As a professional association, IPEd has to look inwards to serve the needs of its members. But at the same time, it extends its influence outwards into the community of writers through the activities of those members.
I asked Karen Lee the rather large question of what contribution she thinks the body of editors as a whole makes to the publication process. You can see her response here:
In that video clip, Karen Lee mentions that she is also a writer. I finished the interview by asking her whether she has a favourite author.
Karen said that of the authors she admires and who inspire her, Amy Tan is right at the top of her list. Also, recently she’d been introduced to the writing of Elif Shafak, a Turkish author who writes about religion in Turkey and the status of women in that country. Karen said that Elif Shafak’s writing reminded her of that of Isabel Allende, in that she writes very lyrically and very passionately, but also that she writes about issues that pick up on her country’s political nuances .
Another favourite is Yangsze Choo, a Malaysian author in America. ‘It was such a delight to read stories that were based in Malaysia with Malaysian-Chinese culture,’ Karen said, ‘and that had been well received at an international level.’
You will have seen even from her responses in this blog that Karen Lee is passionate about the role of editors and the purpose of IPEd.
In the short piece she sent me from Gary Kamiya, he admonished editors to ‘make it light and tight and strong so that it sings’. Writers and publishers alike would be glad to hear such a song.
Still to come

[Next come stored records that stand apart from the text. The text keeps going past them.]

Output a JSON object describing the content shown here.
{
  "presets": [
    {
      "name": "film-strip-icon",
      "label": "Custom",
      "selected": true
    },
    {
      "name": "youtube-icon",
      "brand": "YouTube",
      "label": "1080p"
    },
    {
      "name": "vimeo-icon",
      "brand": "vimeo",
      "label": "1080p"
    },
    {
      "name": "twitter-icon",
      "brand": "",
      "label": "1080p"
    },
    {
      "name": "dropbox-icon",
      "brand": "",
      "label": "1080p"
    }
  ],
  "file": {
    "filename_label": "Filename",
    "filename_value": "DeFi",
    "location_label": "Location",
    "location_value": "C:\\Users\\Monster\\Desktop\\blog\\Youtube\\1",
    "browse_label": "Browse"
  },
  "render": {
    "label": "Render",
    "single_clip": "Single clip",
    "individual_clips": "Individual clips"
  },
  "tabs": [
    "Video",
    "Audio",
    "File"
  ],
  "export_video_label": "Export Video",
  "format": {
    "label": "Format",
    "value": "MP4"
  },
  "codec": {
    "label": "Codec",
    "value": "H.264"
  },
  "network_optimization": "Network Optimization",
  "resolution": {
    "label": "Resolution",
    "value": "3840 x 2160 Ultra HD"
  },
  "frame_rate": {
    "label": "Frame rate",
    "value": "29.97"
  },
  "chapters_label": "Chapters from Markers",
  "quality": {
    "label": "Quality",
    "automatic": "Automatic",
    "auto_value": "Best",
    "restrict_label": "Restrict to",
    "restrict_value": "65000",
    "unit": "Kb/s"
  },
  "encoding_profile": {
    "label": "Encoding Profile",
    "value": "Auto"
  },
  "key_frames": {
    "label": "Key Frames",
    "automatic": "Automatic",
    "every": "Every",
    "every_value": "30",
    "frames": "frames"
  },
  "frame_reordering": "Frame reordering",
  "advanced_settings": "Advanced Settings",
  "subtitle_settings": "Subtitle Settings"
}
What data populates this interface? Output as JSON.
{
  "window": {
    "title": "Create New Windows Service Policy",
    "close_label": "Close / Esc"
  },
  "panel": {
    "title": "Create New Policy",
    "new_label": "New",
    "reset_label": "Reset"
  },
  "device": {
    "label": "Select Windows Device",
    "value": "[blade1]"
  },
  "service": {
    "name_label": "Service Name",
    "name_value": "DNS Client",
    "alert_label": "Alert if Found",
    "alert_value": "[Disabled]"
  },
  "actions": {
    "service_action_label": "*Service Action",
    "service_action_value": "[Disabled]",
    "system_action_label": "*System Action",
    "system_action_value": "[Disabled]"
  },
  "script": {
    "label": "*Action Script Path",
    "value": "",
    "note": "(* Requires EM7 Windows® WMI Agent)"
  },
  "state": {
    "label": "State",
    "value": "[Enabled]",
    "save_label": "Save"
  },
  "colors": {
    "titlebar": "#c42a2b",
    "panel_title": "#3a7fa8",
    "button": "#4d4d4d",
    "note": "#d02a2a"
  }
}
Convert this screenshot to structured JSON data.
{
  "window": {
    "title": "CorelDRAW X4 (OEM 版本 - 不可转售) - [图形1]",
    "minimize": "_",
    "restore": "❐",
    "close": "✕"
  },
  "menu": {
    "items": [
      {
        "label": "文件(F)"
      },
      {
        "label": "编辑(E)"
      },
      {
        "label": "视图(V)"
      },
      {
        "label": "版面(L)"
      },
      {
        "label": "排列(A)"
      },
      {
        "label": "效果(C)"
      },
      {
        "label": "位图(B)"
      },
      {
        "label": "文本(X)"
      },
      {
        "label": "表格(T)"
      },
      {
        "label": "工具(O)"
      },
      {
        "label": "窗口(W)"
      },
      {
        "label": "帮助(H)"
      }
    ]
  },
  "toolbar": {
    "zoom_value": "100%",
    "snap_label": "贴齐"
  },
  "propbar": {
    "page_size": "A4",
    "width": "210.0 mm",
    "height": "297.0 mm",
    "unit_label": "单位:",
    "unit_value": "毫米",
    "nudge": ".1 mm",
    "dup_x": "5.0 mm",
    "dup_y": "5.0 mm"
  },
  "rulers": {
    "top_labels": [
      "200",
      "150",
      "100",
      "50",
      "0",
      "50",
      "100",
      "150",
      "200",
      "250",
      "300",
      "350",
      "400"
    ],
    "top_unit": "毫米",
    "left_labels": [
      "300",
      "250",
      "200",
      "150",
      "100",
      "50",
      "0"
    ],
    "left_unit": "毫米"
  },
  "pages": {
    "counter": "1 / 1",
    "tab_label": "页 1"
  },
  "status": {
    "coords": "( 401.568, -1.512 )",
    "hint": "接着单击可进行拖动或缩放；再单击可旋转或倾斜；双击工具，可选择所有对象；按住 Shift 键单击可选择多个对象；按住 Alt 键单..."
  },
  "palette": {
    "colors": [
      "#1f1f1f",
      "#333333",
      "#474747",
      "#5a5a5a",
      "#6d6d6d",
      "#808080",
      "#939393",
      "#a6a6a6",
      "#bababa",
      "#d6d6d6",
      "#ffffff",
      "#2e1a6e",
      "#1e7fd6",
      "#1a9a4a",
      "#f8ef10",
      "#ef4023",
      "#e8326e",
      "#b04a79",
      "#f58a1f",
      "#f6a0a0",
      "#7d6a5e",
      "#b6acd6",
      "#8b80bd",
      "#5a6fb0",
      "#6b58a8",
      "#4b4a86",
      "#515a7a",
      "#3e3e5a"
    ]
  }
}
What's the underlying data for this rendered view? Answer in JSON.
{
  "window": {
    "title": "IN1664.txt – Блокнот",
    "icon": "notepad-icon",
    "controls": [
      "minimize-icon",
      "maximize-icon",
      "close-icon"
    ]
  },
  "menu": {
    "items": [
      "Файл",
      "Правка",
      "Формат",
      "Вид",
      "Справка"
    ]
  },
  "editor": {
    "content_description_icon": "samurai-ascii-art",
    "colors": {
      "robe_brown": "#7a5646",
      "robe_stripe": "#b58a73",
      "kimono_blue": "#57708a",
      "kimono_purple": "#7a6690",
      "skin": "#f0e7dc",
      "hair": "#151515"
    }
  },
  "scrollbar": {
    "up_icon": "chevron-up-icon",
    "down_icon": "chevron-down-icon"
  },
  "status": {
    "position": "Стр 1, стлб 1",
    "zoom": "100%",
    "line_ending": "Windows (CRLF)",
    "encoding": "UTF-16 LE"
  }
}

In the final blog for the Margaret River Press series, each of the three people I’ve interviewed adds another fascinating dimension to the writing and publishing process.